Risk & Compliance

More Firms to Make Political Disclosures

Only climate change inspired more shareholder proposals this proxy season.
Stephen TaubApril 4, 2007

A dozen companies have recently adopted political disclosure and accountability policies, according to a group of shareholder activists.

Aetna, Colgate-Palmolive, DuPont, FirstEnergy, Pfizer, WellPoint, and Xcel Energy will report trade-association payments used for political purposes as part of their overall disclosure of political spending with corporate funds. Cigna, Chevron, EMC, General Motors, and Lockheed Martin will disclose soft-money political contributions. All 12 have agreed to board oversight of their political spending.

In addition, 3M has committed to limited disclosure of soft-money contributions; 3M, Dominion Resources, and Limited Brands have agreed to dialogues with shareholders on disclosure of trade-association political spending.

The announcement was made by the Center for Political Accountability, five New York City pension funds, Trillium Asset Management, Walden Asset Management, Green Century Capital Management, Boston Common Asset Management, Calvert Funds, and Mercy Investment Program.

A total of 31 companies have agreed to disclosure and board oversight of political expenditures during the 2005, 2006, and 2007 shareholder resolution seasons, the announcement added.

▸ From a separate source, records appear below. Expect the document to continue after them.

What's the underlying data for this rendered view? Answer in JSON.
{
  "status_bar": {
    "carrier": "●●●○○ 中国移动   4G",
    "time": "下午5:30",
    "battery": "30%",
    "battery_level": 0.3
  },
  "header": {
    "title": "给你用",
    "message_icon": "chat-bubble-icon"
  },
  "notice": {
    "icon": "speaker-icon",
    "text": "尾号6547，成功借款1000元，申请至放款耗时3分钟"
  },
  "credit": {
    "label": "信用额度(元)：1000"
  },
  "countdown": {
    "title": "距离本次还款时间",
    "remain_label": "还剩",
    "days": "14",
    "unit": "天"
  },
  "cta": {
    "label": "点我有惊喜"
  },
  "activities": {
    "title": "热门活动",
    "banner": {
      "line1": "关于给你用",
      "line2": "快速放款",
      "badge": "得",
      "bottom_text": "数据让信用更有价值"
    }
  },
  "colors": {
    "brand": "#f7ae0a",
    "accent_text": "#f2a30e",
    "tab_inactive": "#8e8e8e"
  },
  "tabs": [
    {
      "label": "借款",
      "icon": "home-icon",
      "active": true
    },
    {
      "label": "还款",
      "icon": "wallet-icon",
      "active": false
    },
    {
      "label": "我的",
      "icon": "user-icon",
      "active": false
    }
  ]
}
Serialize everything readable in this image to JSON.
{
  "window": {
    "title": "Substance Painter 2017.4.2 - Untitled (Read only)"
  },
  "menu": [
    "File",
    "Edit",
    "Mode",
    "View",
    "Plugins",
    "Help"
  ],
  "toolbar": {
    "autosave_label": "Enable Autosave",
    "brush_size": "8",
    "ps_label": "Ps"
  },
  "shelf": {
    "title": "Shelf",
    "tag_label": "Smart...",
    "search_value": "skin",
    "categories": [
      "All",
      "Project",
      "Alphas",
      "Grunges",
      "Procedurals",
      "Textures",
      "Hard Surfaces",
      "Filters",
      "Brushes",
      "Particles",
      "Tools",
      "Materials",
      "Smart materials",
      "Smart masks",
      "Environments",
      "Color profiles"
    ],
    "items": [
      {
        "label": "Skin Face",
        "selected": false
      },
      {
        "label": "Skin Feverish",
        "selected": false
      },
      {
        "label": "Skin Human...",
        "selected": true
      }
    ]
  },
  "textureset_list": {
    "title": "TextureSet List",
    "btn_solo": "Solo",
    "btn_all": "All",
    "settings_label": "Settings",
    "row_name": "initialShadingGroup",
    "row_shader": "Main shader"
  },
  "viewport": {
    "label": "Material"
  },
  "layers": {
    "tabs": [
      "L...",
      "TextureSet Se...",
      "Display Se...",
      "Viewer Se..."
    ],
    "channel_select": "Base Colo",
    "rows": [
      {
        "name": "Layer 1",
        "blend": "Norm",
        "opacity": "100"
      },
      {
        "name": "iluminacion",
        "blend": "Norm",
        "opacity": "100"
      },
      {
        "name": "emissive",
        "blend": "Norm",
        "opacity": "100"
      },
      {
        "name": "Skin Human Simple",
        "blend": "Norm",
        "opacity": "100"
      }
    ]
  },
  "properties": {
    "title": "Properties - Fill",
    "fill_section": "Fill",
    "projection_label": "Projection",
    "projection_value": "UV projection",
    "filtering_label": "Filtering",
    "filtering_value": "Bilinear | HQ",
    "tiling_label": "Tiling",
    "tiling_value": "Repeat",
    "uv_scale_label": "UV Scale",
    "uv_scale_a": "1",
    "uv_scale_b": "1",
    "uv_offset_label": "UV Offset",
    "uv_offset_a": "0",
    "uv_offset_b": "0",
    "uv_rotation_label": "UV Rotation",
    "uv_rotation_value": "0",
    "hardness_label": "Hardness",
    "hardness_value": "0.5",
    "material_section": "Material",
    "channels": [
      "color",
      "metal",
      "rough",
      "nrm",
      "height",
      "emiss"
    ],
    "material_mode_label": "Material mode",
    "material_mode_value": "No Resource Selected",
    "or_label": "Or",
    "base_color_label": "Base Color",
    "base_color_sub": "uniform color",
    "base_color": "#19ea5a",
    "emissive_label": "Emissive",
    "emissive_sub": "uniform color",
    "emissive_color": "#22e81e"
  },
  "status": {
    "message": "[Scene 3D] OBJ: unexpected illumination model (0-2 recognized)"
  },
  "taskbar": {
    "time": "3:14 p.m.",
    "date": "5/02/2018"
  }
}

Institutional Shareholder Services reported that this year, more than 60 shareholder resolutions have asked companies to disclose and better monitor their political contributions, including, in many cases, their political activities through trade associations. Of all social issues, ISS noted, only climate change inspired more shareholder proposals this proxy season.

According to ISS, the proposals commonly request that companies:

• issue semi-annual reports on all political contributions and provide the guidelines for those contributions
• identify the persons involved in making contribution-related decisions
• provide information on contributions to “527 committees,” which do not directly contribute to political campaigns but are allowed by federal law to raise unlimited donations from corporations or individuals
• report on dues paid to trade associations